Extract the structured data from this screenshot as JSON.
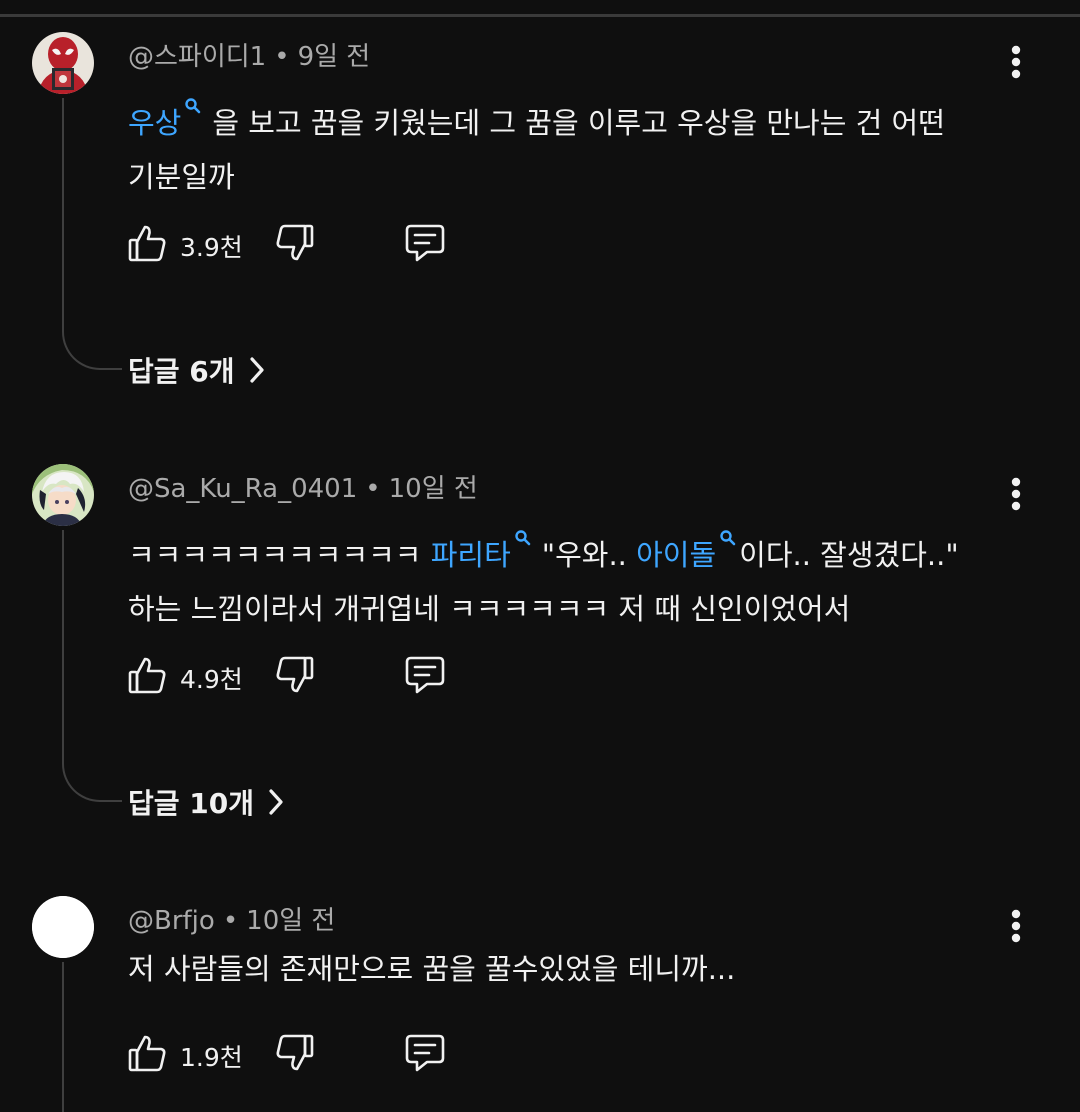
{
  "comments": [
    {
      "handle": "@스파이디1",
      "time": "9일 전",
      "avatar": "spiderman-avatar",
      "line1_kw": "우상",
      "line1_rest": "을 보고 꿈을 키웠는데 그 꿈을 이루고 우상을 만나는 건 어떤",
      "line2": "기분일까",
      "likes": "3.9천",
      "replies_label": "답글 6개"
    },
    {
      "handle": "@Sa_Ku_Ra_0401",
      "time": "10일 전",
      "avatar": "anime-character-avatar",
      "line1_a": "ㅋㅋㅋㅋㅋㅋㅋㅋㅋㅋㅋ",
      "line1_kw1": "파리타",
      "line1_b": "\"우와..",
      "line1_kw2": "아이돌",
      "line1_c": "이다.. 잘생겼다..\"",
      "line2": "하는 느낌이라서 개귀엽네 ㅋㅋㅋㅋㅋㅋ 저 때 신인이었어서",
      "likes": "4.9천",
      "replies_label": "답글 10개"
    },
    {
      "handle": "@Brfjo",
      "time": "10일 전",
      "avatar": "default-white-avatar",
      "line1": "저 사람들의 존재만으로 꿈을 꿀수있었을 테니까...",
      "likes": "1.9천"
    }
  ],
  "separator": "•",
  "colors": {
    "background": "#0f0f0f",
    "primary_text": "#f1f1f1",
    "secondary_text": "#aaaaaa",
    "link": "#3ea6ff",
    "thread_line": "#3f3f3f"
  },
  "icons": [
    "thumbs-up-icon",
    "thumbs-down-icon",
    "reply-icon",
    "more-vert-icon",
    "search-icon",
    "chevron-right-icon"
  ]
}
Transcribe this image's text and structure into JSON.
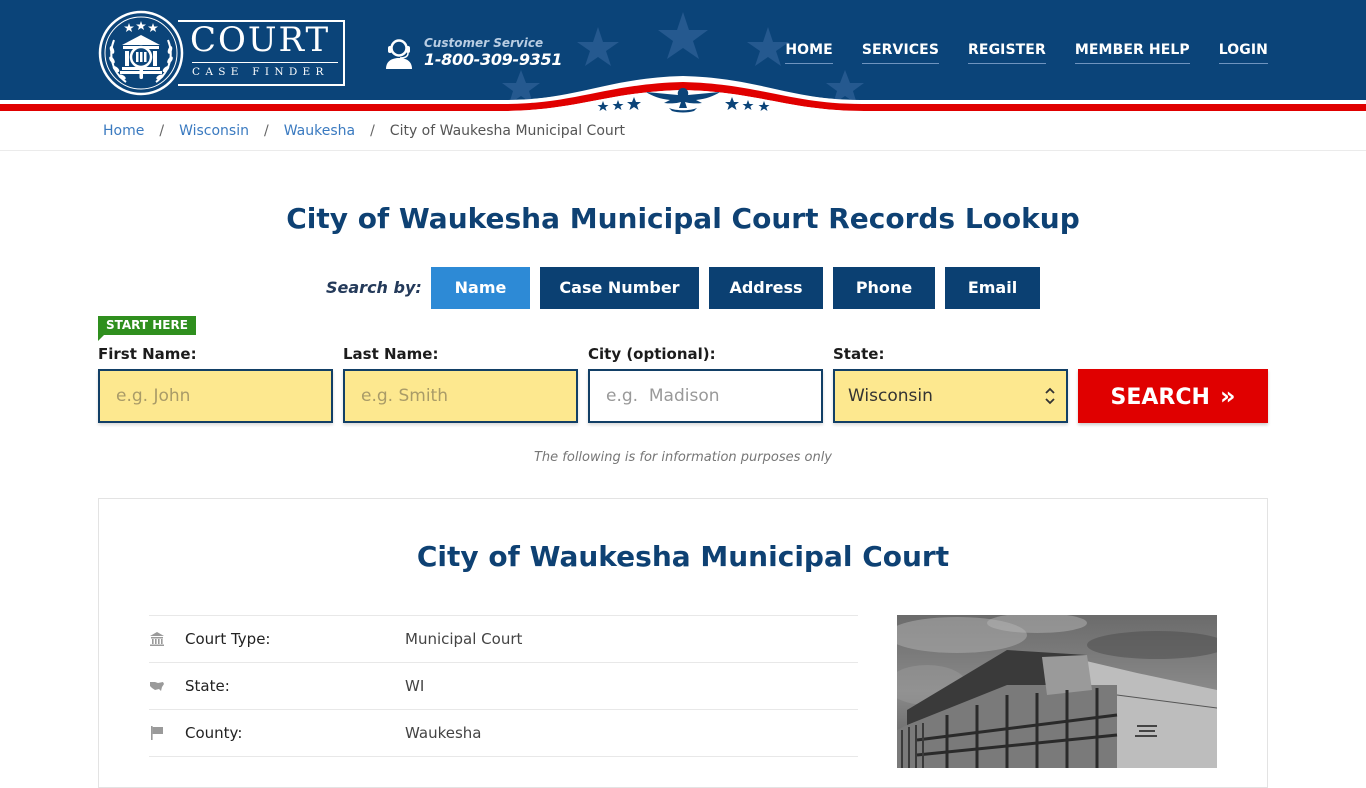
{
  "brand": {
    "name": "COURT",
    "tagline": "CASE FINDER"
  },
  "customer_service": {
    "label": "Customer Service",
    "phone": "1-800-309-9351"
  },
  "nav": {
    "items": [
      {
        "label": "HOME"
      },
      {
        "label": "SERVICES"
      },
      {
        "label": "REGISTER"
      },
      {
        "label": "MEMBER HELP"
      },
      {
        "label": "LOGIN"
      }
    ]
  },
  "breadcrumb": {
    "items": [
      {
        "label": "Home"
      },
      {
        "label": "Wisconsin"
      },
      {
        "label": "Waukesha"
      }
    ],
    "current": "City of Waukesha Municipal Court",
    "separator": "/"
  },
  "page": {
    "title": "City of Waukesha Municipal Court Records Lookup"
  },
  "search": {
    "by_label": "Search by:",
    "tabs": [
      {
        "label": "Name",
        "active": true
      },
      {
        "label": "Case Number",
        "active": false
      },
      {
        "label": "Address",
        "active": false
      },
      {
        "label": "Phone",
        "active": false
      },
      {
        "label": "Email",
        "active": false
      }
    ],
    "badge": "START HERE",
    "fields": {
      "first_name": {
        "label": "First Name:",
        "placeholder": "e.g. John",
        "value": ""
      },
      "last_name": {
        "label": "Last Name:",
        "placeholder": "e.g. Smith",
        "value": ""
      },
      "city": {
        "label": "City (optional):",
        "placeholder": "e.g.  Madison",
        "value": ""
      },
      "state": {
        "label": "State:",
        "value": "Wisconsin"
      }
    },
    "submit_label": "SEARCH",
    "submit_icon": "double-chevron-right",
    "note": "The following is for information purposes only"
  },
  "court": {
    "title": "City of Waukesha Municipal Court",
    "details": [
      {
        "icon": "courthouse-icon",
        "label": "Court Type:",
        "value": "Municipal Court"
      },
      {
        "icon": "us-map-icon",
        "label": "State:",
        "value": "WI"
      },
      {
        "icon": "flag-icon",
        "label": "County:",
        "value": "Waukesha"
      }
    ],
    "photo_alt": "City of Waukesha Municipal Court building"
  },
  "colors": {
    "header_blue": "#0b4479",
    "accent_red": "#e00000",
    "active_tab": "#2d8ad6",
    "tab": "#0b4072",
    "input_fill": "#fde88f",
    "start_badge": "#2f8f1e",
    "title": "#0e4173"
  }
}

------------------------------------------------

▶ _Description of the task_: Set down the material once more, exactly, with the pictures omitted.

▶ _Expected answer_:
Extract the structured data from this screenshot as JSON.
{
  "comments": [
    {
      "handle": "@스파이디1",
      "time": "9일 전",
      "avatar": "spiderman-avatar",
      "line1_kw": "우상",
      "line1_rest": "을 보고 꿈을 키웠는데 그 꿈을 이루고 우상을 만나는 건 어떤",
      "line2": "기분일까",
      "likes": "3.9천",
      "replies_label": "답글 6개"
    },
    {
      "handle": "@Sa_Ku_Ra_0401",
      "time": "10일 전",
      "avatar": "anime-character-avatar",
      "line1_a": "ㅋㅋㅋㅋㅋㅋㅋㅋㅋㅋㅋ",
      "line1_kw1": "파리타",
      "line1_b": "\"우와..",
      "line1_kw2": "아이돌",
      "line1_c": "이다.. 잘생겼다..\"",
      "line2": "하는 느낌이라서 개귀엽네 ㅋㅋㅋㅋㅋㅋ 저 때 신인이었어서",
      "likes": "4.9천",
      "replies_label": "답글 10개"
    },
    {
      "handle": "@Brfjo",
      "time": "10일 전",
      "avatar": "default-white-avatar",
      "line1": "저 사람들의 존재만으로 꿈을 꿀수있었을 테니까...",
      "likes": "1.9천"
    }
  ],
  "separator": "•",
  "colors": {
    "background": "#0f0f0f",
    "primary_text": "#f1f1f1",
    "secondary_text": "#aaaaaa",
    "link": "#3ea6ff",
    "thread_line": "#3f3f3f"
  },
  "icons": [
    "thumbs-up-icon",
    "thumbs-down-icon",
    "reply-icon",
    "more-vert-icon",
    "search-icon",
    "chevron-right-icon"
  ]
}
Transcribe this image's text and structure into JSON.
{
  "brand": {
    "name": "COURT",
    "tagline": "CASE FINDER"
  },
  "customer_service": {
    "label": "Customer Service",
    "phone": "1-800-309-9351"
  },
  "nav": {
    "items": [
      {
        "label": "HOME"
      },
      {
        "label": "SERVICES"
      },
      {
        "label": "REGISTER"
      },
      {
        "label": "MEMBER HELP"
      },
      {
        "label": "LOGIN"
      }
    ]
  },
  "breadcrumb": {
    "items": [
      {
        "label": "Home"
      },
      {
        "label": "Wisconsin"
      },
      {
        "label": "Waukesha"
      }
    ],
    "current": "City of Waukesha Municipal Court",
    "separator": "/"
  },
  "page": {
    "title": "City of Waukesha Municipal Court Records Lookup"
  },
  "search": {
    "by_label": "Search by:",
    "tabs": [
      {
        "label": "Name",
        "active": true
      },
      {
        "label": "Case Number",
        "active": false
      },
      {
        "label": "Address",
        "active": false
      },
      {
        "label": "Phone",
        "active": false
      },
      {
        "label": "Email",
        "active": false
      }
    ],
    "badge": "START HERE",
    "fields": {
      "first_name": {
        "label": "First Name:",
        "placeholder": "e.g. John",
        "value": ""
      },
      "last_name": {
        "label": "Last Name:",
        "placeholder": "e.g. Smith",
        "value": ""
      },
      "city": {
        "label": "City (optional):",
        "placeholder": "e.g.  Madison",
        "value": ""
      },
      "state": {
        "label": "State:",
        "value": "Wisconsin"
      }
    },
    "submit_label": "SEARCH",
    "submit_icon": "double-chevron-right",
    "note": "The following is for information purposes only"
  },
  "court": {
    "title": "City of Waukesha Municipal Court",
    "details": [
      {
        "icon": "courthouse-icon",
        "label": "Court Type:",
        "value": "Municipal Court"
      },
      {
        "icon": "us-map-icon",
        "label": "State:",
        "value": "WI"
      },
      {
        "icon": "flag-icon",
        "label": "County:",
        "value": "Waukesha"
      }
    ],
    "photo_alt": "City of Waukesha Municipal Court building"
  },
  "colors": {
    "header_blue": "#0b4479",
    "accent_red": "#e00000",
    "active_tab": "#2d8ad6",
    "tab": "#0b4072",
    "input_fill": "#fde88f",
    "start_badge": "#2f8f1e",
    "title": "#0e4173"
  }
}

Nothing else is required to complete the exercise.